A pair of her most popular songs were from her role in Waitress: “What Baking Can Do” and “She Used to Be Mine” (Sara Bareilles). What was especially interesting was how unique Wolfe’s portrayal of this newly minted cabaret classic, “She Used to Be Mine,” truly was. Where there was typically a yearning piece dripping with regret and almost self-pity, Wolfe acted and portrayed Jenna much differently. She very much enjoyed sharing the context of the character before singing, and in her own words, she described Jenna’s state as something like “waking up and looking in the mirror and realizing that she doesn’t like what’s there.” This feeling is combined with the disappointment of losing savings that were going to help her escape the trap her own bad decisions have led her to. When Wolfe sang even simple lines like “most days I don’t recognize me,” she would reveal just a flicker of emotion on her face or the barest hint of a shrug—just enough to communicate that she wasn’t a victim to be pitied, but a woman taking control of her life from that point forward.

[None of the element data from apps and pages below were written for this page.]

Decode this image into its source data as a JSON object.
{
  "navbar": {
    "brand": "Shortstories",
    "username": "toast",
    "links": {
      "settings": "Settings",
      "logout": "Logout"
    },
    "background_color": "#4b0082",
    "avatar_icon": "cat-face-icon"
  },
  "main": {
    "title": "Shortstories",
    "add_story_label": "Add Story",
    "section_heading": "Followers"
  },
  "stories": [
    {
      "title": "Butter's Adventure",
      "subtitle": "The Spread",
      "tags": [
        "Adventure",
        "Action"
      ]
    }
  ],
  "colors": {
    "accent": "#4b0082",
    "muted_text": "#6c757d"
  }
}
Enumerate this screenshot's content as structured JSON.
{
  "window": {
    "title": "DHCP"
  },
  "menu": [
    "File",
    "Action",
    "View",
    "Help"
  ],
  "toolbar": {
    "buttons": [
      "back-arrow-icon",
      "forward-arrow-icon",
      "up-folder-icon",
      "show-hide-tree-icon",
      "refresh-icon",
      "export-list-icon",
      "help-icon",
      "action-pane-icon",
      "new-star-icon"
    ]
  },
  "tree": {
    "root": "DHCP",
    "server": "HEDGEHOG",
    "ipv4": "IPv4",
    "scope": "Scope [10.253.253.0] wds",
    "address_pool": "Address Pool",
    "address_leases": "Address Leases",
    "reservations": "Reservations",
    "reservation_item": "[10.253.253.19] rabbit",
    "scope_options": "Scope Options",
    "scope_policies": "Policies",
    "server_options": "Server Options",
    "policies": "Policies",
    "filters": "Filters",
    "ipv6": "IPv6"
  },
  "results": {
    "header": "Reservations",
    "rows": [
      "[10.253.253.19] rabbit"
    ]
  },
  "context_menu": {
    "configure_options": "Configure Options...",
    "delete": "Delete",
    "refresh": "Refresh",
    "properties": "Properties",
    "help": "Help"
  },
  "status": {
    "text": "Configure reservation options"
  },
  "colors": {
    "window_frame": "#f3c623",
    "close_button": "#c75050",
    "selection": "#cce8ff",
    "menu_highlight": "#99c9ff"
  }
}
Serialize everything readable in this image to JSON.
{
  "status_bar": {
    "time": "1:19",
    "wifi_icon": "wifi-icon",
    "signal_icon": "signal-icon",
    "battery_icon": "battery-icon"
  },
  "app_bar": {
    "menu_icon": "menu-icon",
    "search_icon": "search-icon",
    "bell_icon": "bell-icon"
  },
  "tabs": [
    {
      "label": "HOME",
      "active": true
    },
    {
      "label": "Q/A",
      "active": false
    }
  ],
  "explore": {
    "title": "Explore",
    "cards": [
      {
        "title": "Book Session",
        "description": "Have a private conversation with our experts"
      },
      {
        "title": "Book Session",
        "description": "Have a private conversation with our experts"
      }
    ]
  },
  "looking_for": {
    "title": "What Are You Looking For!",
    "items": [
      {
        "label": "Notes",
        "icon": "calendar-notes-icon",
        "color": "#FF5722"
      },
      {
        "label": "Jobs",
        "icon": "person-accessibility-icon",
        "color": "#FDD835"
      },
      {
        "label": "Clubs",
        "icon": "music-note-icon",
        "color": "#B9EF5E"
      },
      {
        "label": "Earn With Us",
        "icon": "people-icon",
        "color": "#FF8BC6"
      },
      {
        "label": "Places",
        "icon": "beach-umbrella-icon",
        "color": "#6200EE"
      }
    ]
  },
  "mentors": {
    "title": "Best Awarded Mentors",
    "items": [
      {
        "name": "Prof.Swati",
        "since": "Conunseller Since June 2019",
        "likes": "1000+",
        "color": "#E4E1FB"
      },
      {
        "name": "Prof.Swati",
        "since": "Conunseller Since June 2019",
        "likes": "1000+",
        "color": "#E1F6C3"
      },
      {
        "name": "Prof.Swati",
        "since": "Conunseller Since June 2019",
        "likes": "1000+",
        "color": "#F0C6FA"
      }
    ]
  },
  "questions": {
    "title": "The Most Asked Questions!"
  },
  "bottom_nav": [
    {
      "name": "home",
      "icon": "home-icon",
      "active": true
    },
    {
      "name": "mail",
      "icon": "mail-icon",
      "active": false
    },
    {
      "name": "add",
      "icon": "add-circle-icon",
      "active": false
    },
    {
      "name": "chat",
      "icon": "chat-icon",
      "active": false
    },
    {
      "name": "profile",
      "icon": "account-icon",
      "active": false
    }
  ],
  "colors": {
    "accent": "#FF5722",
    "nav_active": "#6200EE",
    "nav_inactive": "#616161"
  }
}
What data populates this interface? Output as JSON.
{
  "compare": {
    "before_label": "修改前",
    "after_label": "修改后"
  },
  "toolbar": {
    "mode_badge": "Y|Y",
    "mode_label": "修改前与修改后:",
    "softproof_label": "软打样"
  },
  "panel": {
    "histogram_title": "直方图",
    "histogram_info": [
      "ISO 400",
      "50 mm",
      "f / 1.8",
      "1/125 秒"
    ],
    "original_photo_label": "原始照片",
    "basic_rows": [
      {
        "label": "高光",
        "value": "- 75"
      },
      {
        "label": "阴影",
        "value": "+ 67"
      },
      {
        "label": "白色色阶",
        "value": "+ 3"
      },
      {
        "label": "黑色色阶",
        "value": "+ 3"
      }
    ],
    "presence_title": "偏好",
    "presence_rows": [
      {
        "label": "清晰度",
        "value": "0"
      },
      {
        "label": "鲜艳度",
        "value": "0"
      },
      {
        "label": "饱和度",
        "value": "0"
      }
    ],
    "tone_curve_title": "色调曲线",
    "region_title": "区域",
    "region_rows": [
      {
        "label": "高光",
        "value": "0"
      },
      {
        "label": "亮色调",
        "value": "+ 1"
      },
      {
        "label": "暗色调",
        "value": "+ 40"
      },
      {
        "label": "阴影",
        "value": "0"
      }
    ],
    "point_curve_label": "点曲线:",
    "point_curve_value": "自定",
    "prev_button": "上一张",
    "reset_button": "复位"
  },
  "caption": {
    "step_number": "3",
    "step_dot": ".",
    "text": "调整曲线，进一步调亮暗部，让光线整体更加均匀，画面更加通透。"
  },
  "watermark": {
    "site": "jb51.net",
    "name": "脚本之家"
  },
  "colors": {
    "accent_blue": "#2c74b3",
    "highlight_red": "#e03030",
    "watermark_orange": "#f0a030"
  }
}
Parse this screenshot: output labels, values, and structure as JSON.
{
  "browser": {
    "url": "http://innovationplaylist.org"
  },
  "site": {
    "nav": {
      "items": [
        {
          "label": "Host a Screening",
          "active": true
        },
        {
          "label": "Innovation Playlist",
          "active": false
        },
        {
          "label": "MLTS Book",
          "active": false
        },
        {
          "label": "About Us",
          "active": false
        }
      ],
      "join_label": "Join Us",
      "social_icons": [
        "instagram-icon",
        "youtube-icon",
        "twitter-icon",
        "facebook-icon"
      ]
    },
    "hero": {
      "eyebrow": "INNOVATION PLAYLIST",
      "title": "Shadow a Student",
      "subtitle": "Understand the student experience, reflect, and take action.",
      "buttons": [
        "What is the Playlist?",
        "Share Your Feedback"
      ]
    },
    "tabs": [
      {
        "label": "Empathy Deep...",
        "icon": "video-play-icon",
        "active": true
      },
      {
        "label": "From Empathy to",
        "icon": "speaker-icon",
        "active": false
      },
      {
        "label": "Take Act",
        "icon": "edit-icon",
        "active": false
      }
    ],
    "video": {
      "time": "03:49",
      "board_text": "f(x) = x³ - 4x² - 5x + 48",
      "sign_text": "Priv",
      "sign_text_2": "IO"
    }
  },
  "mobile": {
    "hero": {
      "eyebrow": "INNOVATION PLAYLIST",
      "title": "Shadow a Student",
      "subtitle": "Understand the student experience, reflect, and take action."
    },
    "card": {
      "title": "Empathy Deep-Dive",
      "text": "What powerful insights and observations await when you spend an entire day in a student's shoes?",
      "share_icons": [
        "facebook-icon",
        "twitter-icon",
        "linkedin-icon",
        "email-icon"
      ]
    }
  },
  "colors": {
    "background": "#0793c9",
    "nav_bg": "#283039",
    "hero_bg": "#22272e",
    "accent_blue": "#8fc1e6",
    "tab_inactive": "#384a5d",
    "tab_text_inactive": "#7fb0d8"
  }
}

She had obviously thought very deeply about this role, as she had with others, including originating the role of Cathy in The Last Five Years. She shared a pair of songs that show: “Summer in Ohio” and “I Can Do Better Than That.” While neither of these are quite as often sung as Bareilles’s number, Wolfe certainly should be commended for the detail that she brings to developing a song. Songs can be sung in many ways, but when it came to “I Can Do Better Than That,” I connected the dots between her words about Jamie and who he was better than I ever have, down to the fact that the prosciutto line wasn’t about Jamie being fancy enough for her or not. And of course, she absolutely nailed the transition from sarcastic, “it wouldn’t be as nice” to “But it wouldn’t be as awful as a summer in Ohio” (“Summer in Ohio”).

It seems I can go on and on, for I haven’t even mentioned my favorite two songs of the show: “Bewitched, Bothered, and Bewildered” (Rodgers and Hart) and “Landslide” (Stevie Nicks). Despite her comment that this would be the last of this show’s performances (back by popular demand), I hope that she will change her mind and brings the gang along for one more. Andrew Resnick was pianist/music director, with Justin Goldner (guitar), Rob Jost (bass), and Matthew Smallcomb, who added a little extra flair on drums.

Chris Struck

Chris Struck's debut novel, Kennig and Gold, is due to be officially published in June 2019. He's written reviews for Cabaret Scenes since August of 2017. For more information about the writer, see